▶ _WHAT IS NEEDED_
Type every record exactly as it appears.

Excerpts from an interface dataset:
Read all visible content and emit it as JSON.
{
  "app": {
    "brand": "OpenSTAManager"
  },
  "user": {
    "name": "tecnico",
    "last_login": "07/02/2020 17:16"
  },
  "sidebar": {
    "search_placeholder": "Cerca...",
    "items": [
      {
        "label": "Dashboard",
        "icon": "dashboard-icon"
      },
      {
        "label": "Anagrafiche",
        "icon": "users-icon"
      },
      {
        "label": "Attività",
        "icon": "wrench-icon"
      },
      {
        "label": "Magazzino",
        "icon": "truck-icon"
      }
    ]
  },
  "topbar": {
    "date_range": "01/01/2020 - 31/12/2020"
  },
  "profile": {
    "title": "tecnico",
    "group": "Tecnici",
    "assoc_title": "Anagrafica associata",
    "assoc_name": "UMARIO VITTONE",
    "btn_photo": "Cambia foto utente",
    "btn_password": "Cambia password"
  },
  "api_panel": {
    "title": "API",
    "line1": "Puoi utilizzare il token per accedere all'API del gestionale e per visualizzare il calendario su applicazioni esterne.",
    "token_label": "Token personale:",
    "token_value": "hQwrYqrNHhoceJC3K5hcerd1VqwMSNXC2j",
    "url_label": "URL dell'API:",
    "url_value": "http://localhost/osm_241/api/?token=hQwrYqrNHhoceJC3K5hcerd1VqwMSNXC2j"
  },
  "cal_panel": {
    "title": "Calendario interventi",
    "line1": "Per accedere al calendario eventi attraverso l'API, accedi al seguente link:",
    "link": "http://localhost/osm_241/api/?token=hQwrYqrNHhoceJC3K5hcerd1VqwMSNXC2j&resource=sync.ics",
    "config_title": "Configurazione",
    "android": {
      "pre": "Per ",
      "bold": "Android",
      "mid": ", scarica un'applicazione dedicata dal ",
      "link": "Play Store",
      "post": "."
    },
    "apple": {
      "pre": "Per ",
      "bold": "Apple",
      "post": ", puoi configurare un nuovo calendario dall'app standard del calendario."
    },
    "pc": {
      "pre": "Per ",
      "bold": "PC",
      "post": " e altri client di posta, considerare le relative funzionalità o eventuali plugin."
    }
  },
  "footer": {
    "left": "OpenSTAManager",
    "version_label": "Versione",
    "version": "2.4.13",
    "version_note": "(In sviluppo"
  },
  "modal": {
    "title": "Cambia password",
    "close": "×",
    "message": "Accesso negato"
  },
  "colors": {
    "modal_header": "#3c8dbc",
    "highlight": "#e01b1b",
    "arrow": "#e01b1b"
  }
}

▶ _YOUR SOLUTION_
Read all visible content and emit it as JSON.
{
  "app": {
    "brand": "OpenSTAManager"
  },
  "user": {
    "name": "tecnico",
    "last_login": "07/02/2020 17:16"
  },
  "sidebar": {
    "search_placeholder": "Cerca...",
    "items": [
      {
        "label": "Dashboard",
        "icon": "dashboard-icon"
      },
      {
        "label": "Anagrafiche",
        "icon": "users-icon"
      },
      {
        "label": "Attività",
        "icon": "wrench-icon"
      },
      {
        "label": "Magazzino",
        "icon": "truck-icon"
      }
    ]
  },
  "topbar": {
    "date_range": "01/01/2020 - 31/12/2020"
  },
  "profile": {
    "title": "tecnico",
    "group": "Tecnici",
    "assoc_title": "Anagrafica associata",
    "assoc_name": "UMARIO VITTONE",
    "btn_photo": "Cambia foto utente",
    "btn_password": "Cambia password"
  },
  "api_panel": {
    "title": "API",
    "line1": "Puoi utilizzare il token per accedere all'API del gestionale e per visualizzare il calendario su applicazioni esterne.",
    "token_label": "Token personale:",
    "token_value": "hQwrYqrNHhoceJC3K5hcerd1VqwMSNXC2j",
    "url_label": "URL dell'API:",
    "url_value": "http://localhost/osm_241/api/?token=hQwrYqrNHhoceJC3K5hcerd1VqwMSNXC2j"
  },
  "cal_panel": {
    "title": "Calendario interventi",
    "line1": "Per accedere al calendario eventi attraverso l'API, accedi al seguente link:",
    "link": "http://localhost/osm_241/api/?token=hQwrYqrNHhoceJC3K5hcerd1VqwMSNXC2j&resource=sync.ics",
    "config_title": "Configurazione",
    "android": {
      "pre": "Per ",
      "bold": "Android",
      "mid": ", scarica un'applicazione dedicata dal ",
      "link": "Play Store",
      "post": "."
    },
    "apple": {
      "pre": "Per ",
      "bold": "Apple",
      "post": ", puoi configurare un nuovo calendario dall'app standard del calendario."
    },
    "pc": {
      "pre": "Per ",
      "bold": "PC",
      "post": " e altri client di posta, considerare le relative funzionalità o eventuali plugin."
    }
  },
  "footer": {
    "left": "OpenSTAManager",
    "version_label": "Versione",
    "version": "2.4.13",
    "version_note": "(In sviluppo"
  },
  "modal": {
    "title": "Cambia password",
    "close": "×",
    "message": "Accesso negato"
  },
  "colors": {
    "modal_header": "#3c8dbc",
    "highlight": "#e01b1b",
    "arrow": "#e01b1b"
  }
}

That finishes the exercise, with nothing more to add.